Right out of school one can work for a political machine. A government subsidized position requiring, obvious when you look at what is passing for legislation these days, only the ability to move ones mouth. Many of those that can claim private sector experience had token positions, gained through the influence of money and family, having been put into a holding pattern until the opportunity for them to run for office presented itself.

Yes, some have true private sector experience, but is any industry free from political/big government ties these days? Some use their military service as a platform. And a few, from whatever background, are just truly good people. But for the most part our nation is suffering from politics as a profession. Where serving politics trumps common sense experience as a requirement. We could blame the media again, for they powerfully influence what the public considers a legitimate requirement or not, but they don't vote for us.

So how does one get a grip on Congress? Maybe the grip was lost when we put term limits on the Presidency? The balance of power, so wisely designed by our forefathers, being disrupted, by having Presidents labeled lame ducks for large portions, 25%, of their potential term of office.

Having a political positioning frenzy on both sides when no incumbent with clear policies and direction can challenge, having a Congress that can simply wait out a President to push through their control building agendas, and an important check and balance is compromised.

We can say that the scale of the federal government shields our representatives from being held accountable in elections, unlike local politicians, but that accountability factor doesn't exist for the President. The one position that people take seriously and look to hold accountable, that's the position we put term limits on?!

I know this plays into the liberal desires for President Obama to hold office for life (this was written in 2010), but the reality is we would all be better off removing term limits on the Presidency. And only corruption, successfully implemented on a scale never before seen, could keep him in office. And if that exists only revolt will save us.

‘I would surmise that President Obama only won a second term because the people knew he could not run for a third.’

From August 27, 2013, “Absolutely No Term Limits, A Critique of “The Liberty Amendments””: excerpts (edited and revised)

Mark Levin makes the case for raising the age requirements himself. He highlights in great detail the popularity and practice of term limits at the time of the Constitution. Then Mr. Levin explains how, with age requirements, for the first hundred years of this country the majority of elected officials in both the Senate and House held only two terms or even a single term of office.

‘Isn’t this what we want?

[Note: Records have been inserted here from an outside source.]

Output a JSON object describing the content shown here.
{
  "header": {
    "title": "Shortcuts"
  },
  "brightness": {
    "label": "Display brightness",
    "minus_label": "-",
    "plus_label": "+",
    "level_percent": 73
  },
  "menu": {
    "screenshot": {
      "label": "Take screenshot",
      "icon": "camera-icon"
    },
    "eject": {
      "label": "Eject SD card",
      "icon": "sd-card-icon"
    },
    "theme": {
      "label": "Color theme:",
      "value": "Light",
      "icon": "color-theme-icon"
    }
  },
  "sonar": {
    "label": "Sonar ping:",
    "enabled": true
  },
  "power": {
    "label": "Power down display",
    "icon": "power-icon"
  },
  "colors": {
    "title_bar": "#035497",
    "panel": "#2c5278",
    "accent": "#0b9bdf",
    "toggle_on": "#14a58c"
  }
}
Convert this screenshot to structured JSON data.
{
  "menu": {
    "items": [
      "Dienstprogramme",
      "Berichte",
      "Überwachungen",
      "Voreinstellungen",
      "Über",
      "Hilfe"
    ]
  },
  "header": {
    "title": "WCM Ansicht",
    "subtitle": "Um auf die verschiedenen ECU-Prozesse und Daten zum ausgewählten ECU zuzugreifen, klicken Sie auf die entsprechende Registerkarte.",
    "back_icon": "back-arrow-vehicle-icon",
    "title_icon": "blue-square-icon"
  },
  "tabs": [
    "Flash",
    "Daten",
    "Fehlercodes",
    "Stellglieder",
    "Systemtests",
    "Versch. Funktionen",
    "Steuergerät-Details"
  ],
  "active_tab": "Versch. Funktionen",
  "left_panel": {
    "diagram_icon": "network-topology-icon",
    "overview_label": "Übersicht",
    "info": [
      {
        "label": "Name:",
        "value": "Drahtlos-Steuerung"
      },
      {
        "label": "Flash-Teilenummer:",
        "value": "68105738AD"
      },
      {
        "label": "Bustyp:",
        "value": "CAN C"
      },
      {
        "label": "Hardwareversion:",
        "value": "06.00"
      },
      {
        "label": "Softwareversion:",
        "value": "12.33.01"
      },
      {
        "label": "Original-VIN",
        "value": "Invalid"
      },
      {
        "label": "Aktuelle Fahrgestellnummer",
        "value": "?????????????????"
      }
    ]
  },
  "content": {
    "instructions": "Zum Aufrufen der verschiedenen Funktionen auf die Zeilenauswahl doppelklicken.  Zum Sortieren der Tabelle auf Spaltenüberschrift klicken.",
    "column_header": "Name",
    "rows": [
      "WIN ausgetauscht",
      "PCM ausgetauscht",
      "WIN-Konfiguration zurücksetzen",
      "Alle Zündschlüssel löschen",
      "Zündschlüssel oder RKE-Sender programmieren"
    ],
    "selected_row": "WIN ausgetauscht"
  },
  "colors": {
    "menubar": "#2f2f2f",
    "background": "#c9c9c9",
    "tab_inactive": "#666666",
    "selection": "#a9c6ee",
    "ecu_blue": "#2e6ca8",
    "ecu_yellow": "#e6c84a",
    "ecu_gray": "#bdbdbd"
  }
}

Raise the age requirements! Mr. Levin greatly slipped here into caring about the sways of political tides.’

Further, term limits do not break the power of the political class, where the party, people whose entire life experience has not been in the private sector but rather confined to the world of politics, decides from their own ranks who will run; or in other words who will receive the financial backing.

If the age requirements were raised twenty years across the board the people’s choice will be clear, far more transparent.

Though the effect on Presidential candidate races may be slight, in Congressional races an open seat may very well be in contention between a profession politician versus the likes of Wisconsin’s standing Senator Ron Johnson, a manufacturer highly accomplished in the private sector who stands for true reform and a return to traditional values in our government. The public would then be able to decide between a professional politician with a political life’s work and practice of decades, a voting record, that could be clearly scrutinized, against a highly accomplished private sector individual with their own finances; the likes of Donald Trump or even Bill Gates and the late Steve Jobs.

Though the politics of the fore mentioned private sector giants may not all be conservative, even far from the fact, would such men tolerate an inefficient, irresponsible and dishonest system that crushes the American Dream?